▸ **Data extracted from a collection**:
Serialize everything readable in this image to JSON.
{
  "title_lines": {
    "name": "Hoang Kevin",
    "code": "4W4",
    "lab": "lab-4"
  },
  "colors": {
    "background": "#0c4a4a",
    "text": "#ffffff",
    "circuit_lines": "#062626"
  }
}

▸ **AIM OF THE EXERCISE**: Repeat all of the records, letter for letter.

▸ **TASK SOLUTION**:
Serialize everything readable in this image to JSON.
{
  "title_lines": {
    "name": "Hoang Kevin",
    "code": "4W4",
    "lab": "lab-4"
  },
  "colors": {
    "background": "#0c4a4a",
    "text": "#ffffff",
    "circuit_lines": "#062626"
  }
}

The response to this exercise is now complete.